Even before the professional resurrection men came onto the scene only a few years later some basic rules would have already been established.
These rules appear in an earlier blog post but one of the most basic of these would have been stealth – avoiding detection at all costs.
We take up the story again from the parish registers:
The Persons principally concerned in taking up the body was found to be a forward, impudent, not well behaved young man, a student in physic, who had been obliged to flee from the country.
So much trouble and expense to his father so much vexation to the women’s relations, and such resentment of the world had taken place, with fear of the consequences of such conduct, that no apprehension was entertained of like it again being attempted
The spade that was discovered belonged to the student’s father and although none of the students involved was caught on this occasion, rumour says that the student Rae fled the county while things calmed down after paying compensation to the deceased’s family.
A Gift For The Parish
In 1816, the Superintendent of Aberdeen Harbour Works, Mr Gibb, gifted a huge mortstone to the church in a hope that it would deter the local fishermen from stealing cadavers.
Gibb’s directions were clear, the stone was to ‘ be laid above the coffin of each newly buried person’.
The dressed mortstone was transported from the ferry landing stage directly to the churchyard on the back of a cart for a cost of 2s 6d.
Researching St Fitticks Body Snatching
If you’d like to visit the site where Janet Spark was snatched, the churchyard of St Fittick is located near the parish of Torry in Aberdeenshire.
The church is actually a ruin now, last being used in 1829. But you can find it standing in a field on a small road (St Fittick’s Road) heading out towards Nigg Bay where Janet was found. Don’t expect too much from the ruined church however, it’s been rendered in the most unattractive concrete.
In regards to the gifted mortstone from 1816. I believe that it is no longer there for I can find no record of its existence in any of the sources used.
I’d be delighted if anyone does know of its existence if they could get in touch with me.
The story of Janet Spark does appear in historic newspapers and much of the information for this post has been taken from the Aberdeen Evening Press 20 September 1887 and put together with my own research.
You can access 1000’s of old newspapers via the British Newspaper Archive website

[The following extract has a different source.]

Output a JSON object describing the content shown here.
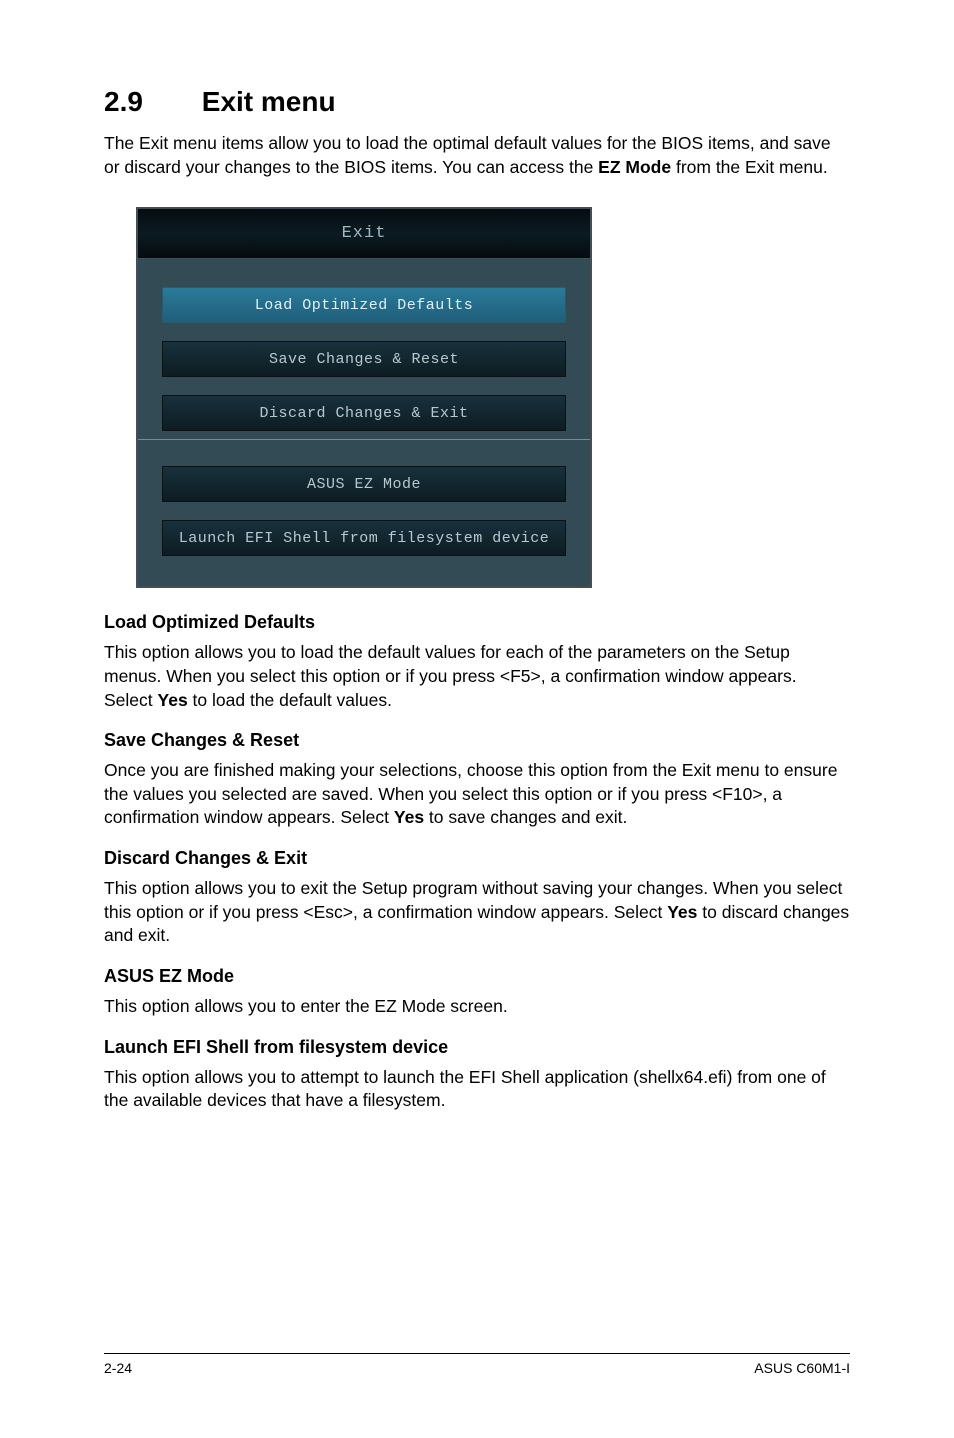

The Kirk Session Record for the parish of Nigg, where matters concerning the parish such as moral offences, minor criminal matters etc. would have been recorded here. Those for St Fittick’s are kept at Scottish National Archives in Edinburgh.